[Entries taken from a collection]
- - - - -

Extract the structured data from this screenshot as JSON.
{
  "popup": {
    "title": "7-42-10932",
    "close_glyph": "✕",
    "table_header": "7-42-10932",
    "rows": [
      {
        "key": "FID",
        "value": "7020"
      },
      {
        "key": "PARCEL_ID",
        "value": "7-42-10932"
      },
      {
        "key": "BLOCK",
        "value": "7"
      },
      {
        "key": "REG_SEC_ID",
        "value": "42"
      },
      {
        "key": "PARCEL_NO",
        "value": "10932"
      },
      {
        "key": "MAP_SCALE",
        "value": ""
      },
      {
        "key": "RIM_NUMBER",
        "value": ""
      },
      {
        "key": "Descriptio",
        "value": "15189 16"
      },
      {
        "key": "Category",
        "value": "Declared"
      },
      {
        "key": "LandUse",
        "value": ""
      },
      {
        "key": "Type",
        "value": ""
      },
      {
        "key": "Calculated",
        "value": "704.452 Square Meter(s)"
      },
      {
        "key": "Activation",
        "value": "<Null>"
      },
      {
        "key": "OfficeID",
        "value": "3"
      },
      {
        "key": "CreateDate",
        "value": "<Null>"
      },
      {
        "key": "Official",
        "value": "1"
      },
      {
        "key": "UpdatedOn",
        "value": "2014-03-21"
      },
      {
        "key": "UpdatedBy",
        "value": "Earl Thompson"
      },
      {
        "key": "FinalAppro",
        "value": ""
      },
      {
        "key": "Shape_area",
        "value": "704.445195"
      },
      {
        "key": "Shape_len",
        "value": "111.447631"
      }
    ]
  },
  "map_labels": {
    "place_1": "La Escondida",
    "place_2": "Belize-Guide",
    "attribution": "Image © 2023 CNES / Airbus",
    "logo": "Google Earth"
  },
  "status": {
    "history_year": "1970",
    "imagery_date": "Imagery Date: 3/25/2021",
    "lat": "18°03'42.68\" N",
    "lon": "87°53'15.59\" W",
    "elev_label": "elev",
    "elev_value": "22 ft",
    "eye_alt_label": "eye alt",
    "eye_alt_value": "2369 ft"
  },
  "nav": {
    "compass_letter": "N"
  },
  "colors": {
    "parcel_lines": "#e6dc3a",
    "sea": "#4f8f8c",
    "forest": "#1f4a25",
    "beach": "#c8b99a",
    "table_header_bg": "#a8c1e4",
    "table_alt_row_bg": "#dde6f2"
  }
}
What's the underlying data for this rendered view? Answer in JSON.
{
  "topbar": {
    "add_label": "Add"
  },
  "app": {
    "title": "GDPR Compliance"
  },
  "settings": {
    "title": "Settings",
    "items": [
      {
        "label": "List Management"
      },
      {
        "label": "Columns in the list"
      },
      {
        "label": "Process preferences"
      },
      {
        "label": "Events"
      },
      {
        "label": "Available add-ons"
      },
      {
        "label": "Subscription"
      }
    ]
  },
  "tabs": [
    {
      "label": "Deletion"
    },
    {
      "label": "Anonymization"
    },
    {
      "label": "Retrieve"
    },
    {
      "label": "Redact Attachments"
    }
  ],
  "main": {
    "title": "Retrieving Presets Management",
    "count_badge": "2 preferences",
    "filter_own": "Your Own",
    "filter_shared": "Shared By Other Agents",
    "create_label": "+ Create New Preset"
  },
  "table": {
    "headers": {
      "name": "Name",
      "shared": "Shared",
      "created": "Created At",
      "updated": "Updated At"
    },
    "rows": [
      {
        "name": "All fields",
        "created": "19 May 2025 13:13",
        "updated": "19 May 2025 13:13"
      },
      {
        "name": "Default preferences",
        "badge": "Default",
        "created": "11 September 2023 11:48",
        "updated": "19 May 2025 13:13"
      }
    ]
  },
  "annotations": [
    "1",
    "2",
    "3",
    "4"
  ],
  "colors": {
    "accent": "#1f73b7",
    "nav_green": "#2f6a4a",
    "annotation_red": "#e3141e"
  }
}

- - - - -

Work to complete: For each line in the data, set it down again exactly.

Answer to this task:
Extract the structured data from this screenshot as JSON.
{
  "popup": {
    "title": "7-42-10932",
    "close_glyph": "✕",
    "table_header": "7-42-10932",
    "rows": [
      {
        "key": "FID",
        "value": "7020"
      },
      {
        "key": "PARCEL_ID",
        "value": "7-42-10932"
      },
      {
        "key": "BLOCK",
        "value": "7"
      },
      {
        "key": "REG_SEC_ID",
        "value": "42"
      },
      {
        "key": "PARCEL_NO",
        "value": "10932"
      },
      {
        "key": "MAP_SCALE",
        "value": ""
      },
      {
        "key": "RIM_NUMBER",
        "value": ""
      },
      {
        "key": "Descriptio",
        "value": "15189 16"
      },
      {
        "key": "Category",
        "value": "Declared"
      },
      {
        "key": "LandUse",
        "value": ""
      },
      {
        "key": "Type",
        "value": ""
      },
      {
        "key": "Calculated",
        "value": "704.452 Square Meter(s)"
      },
      {
        "key": "Activation",
        "value": "<Null>"
      },
      {
        "key": "OfficeID",
        "value": "3"
      },
      {
        "key": "CreateDate",
        "value": "<Null>"
      },
      {
        "key": "Official",
        "value": "1"
      },
      {
        "key": "UpdatedOn",
        "value": "2014-03-21"
      },
      {
        "key": "UpdatedBy",
        "value": "Earl Thompson"
      },
      {
        "key": "FinalAppro",
        "value": ""
      },
      {
        "key": "Shape_area",
        "value": "704.445195"
      },
      {
        "key": "Shape_len",
        "value": "111.447631"
      }
    ]
  },
  "map_labels": {
    "place_1": "La Escondida",
    "place_2": "Belize-Guide",
    "attribution": "Image © 2023 CNES / Airbus",
    "logo": "Google Earth"
  },
  "status": {
    "history_year": "1970",
    "imagery_date": "Imagery Date: 3/25/2021",
    "lat": "18°03'42.68\" N",
    "lon": "87°53'15.59\" W",
    "elev_label": "elev",
    "elev_value": "22 ft",
    "eye_alt_label": "eye alt",
    "eye_alt_value": "2369 ft"
  },
  "nav": {
    "compass_letter": "N"
  },
  "colors": {
    "parcel_lines": "#e6dc3a",
    "sea": "#4f8f8c",
    "forest": "#1f4a25",
    "beach": "#c8b99a",
    "table_header_bg": "#a8c1e4",
    "table_alt_row_bg": "#dde6f2"
  }
}
What's the underlying data for this rendered view? Answer in JSON.
{
  "topbar": {
    "add_label": "Add"
  },
  "app": {
    "title": "GDPR Compliance"
  },
  "settings": {
    "title": "Settings",
    "items": [
      {
        "label": "List Management"
      },
      {
        "label": "Columns in the list"
      },
      {
        "label": "Process preferences"
      },
      {
        "label": "Events"
      },
      {
        "label": "Available add-ons"
      },
      {
        "label": "Subscription"
      }
    ]
  },
  "tabs": [
    {
      "label": "Deletion"
    },
    {
      "label": "Anonymization"
    },
    {
      "label": "Retrieve"
    },
    {
      "label": "Redact Attachments"
    }
  ],
  "main": {
    "title": "Retrieving Presets Management",
    "count_badge": "2 preferences",
    "filter_own": "Your Own",
    "filter_shared": "Shared By Other Agents",
    "create_label": "+ Create New Preset"
  },
  "table": {
    "headers": {
      "name": "Name",
      "shared": "Shared",
      "created": "Created At",
      "updated": "Updated At"
    },
    "rows": [
      {
        "name": "All fields",
        "created": "19 May 2025 13:13",
        "updated": "19 May 2025 13:13"
      },
      {
        "name": "Default preferences",
        "badge": "Default",
        "created": "11 September 2023 11:48",
        "updated": "19 May 2025 13:13"
      }
    ]
  },
  "annotations": [
    "1",
    "2",
    "3",
    "4"
  ],
  "colors": {
    "accent": "#1f73b7",
    "nav_green": "#2f6a4a",
    "annotation_red": "#e3141e"
  }
}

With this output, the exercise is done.